What Is Flutamide Used For?
The U.S. Food and Drug Administration has approved the use of flutamide in men only to treat specific stages of prostate cancer. Although the drug is not approved for women, it may be used in an off-label fashion to treat excessive hair growth. Flutamide should not be given to someone under the age of 18 unless there is a specific reason why the benefits outweigh the risks.
An Overview of Flutamide UsesFlutamide (Eulexin®) is a prescription medication approved for use in certain types of prostate cancer. It is used in combination with a gonadotropin-releasing hormone (GnRH) agonist medicine (also known as a luteinizing hormone-releasing hormone [LH-RH] agonist), such as:
- Goserelin acetate implant (Zoladex®)
- Histrelin acetate implant (Vantas®)
- Leuprolide acetate (Eligard®, Lupron®, Lupron Depot®)
- Triptorelin (Trelstar®).
Prostate cancer is cancer that begins in the prostate gland. It is one of the most common types of cancer in men in the United States.
Much of the time, prostate cancer spreads so slowly that it doesn't produce any symptoms or cause any serious health threats. However, in some men, the cancer will grow more rapidly and may spread to other areas of the body, including the bladder, rectum, lymph nodes, or bone. When the cancer has spread, it is called metastatic prostate cancer.
Treatment for prostate cancer varies from man to man. Some men won't be treated at all, while others may be treated with a combination of medications, radiation, or chemotherapy. Surgery is also an option. Ultimately, the type of treatment a man receives will depend on a variety of factors, such as:
- The man's age and overall health
- How far the cancer has spread (the stage of the cancer)
- Individual and family preference.
Stages are used to describe the extent to which the disease has spread. The higher the stage, the more advanced the cancer. Stages of prostate cancer include:
- Stage I, which is cancer that remains local to the prostate tissue.
- Stage II, which is cancer that is more advanced but still remains in the prostate gland. Stage II is further divided into IIA and IIB.
- Stage III, which is cancer that has spread beyond the outer layer of the prostate but not more widely.

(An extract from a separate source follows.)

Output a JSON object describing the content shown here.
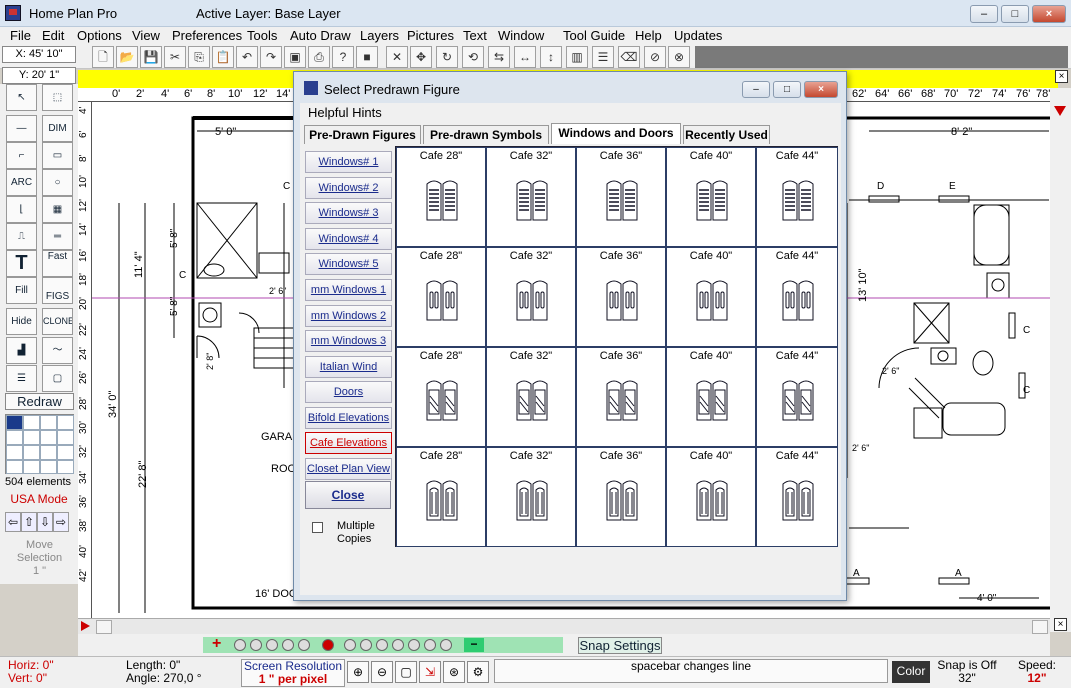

- Stage IV prostate cancer is cancer that has spread widely to other areas of the body.
Because there is more than one system used to stage prostate cancer, you may see staging that uses letters instead of roman numerals. The stages are generally equivalent, so, for example, Stage I is similar to Stage A, Stage II is similar to Stage B, Stage III is similar to Stage C, and Stage IV is similar to Stage D.

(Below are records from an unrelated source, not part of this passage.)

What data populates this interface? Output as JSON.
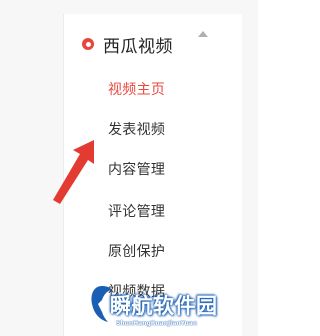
{
  "menu": {
    "title": "西瓜视频",
    "logo_icon": "xigua-logo-icon",
    "collapse_icon": "chevron-up-icon",
    "items": [
      {
        "label": "视频主页",
        "active": true
      },
      {
        "label": "发表视频",
        "active": false
      },
      {
        "label": "内容管理",
        "active": false
      },
      {
        "label": "评论管理",
        "active": false
      },
      {
        "label": "原创保护",
        "active": false
      },
      {
        "label": "视频数据",
        "active": false
      }
    ]
  },
  "annotation": {
    "icon": "red-arrow-icon",
    "color": "#e33b31"
  },
  "watermark": {
    "title": "瞬航软件园",
    "subtitle": "ShunHangRuanJianYuan"
  },
  "colors": {
    "accent": "#e84a3f",
    "text": "#333333"
  }
}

Flutamide is approved for the management of the following stages of prostate cancer:
- Stage IIB to III (Stages B2 to C)
- Stage IV (Stage D2).

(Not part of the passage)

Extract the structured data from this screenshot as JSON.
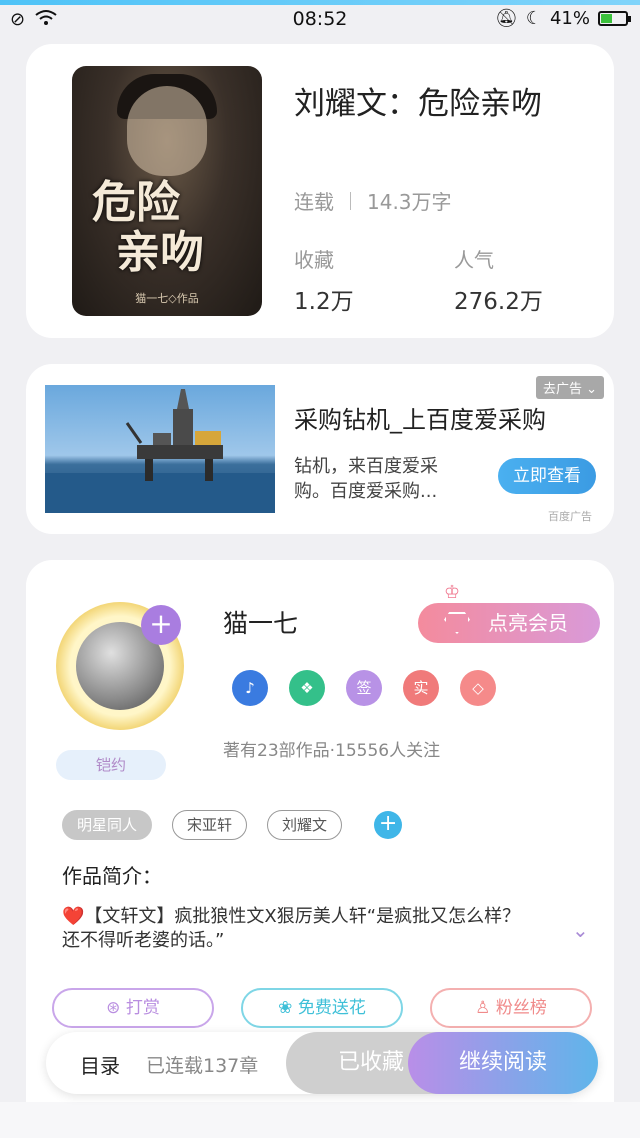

As mentioned, flutamide is used in combination with a GnRH agonist. When used in Stage IIB-III prostate cancer, this combination treatment usually begins eight weeks before radiation therapy and continues during radiation therapy. When used in Stage IV cancer, treatment with flutamide normally begins at the same time as the GnRH agonist and continues until the cancer progresses.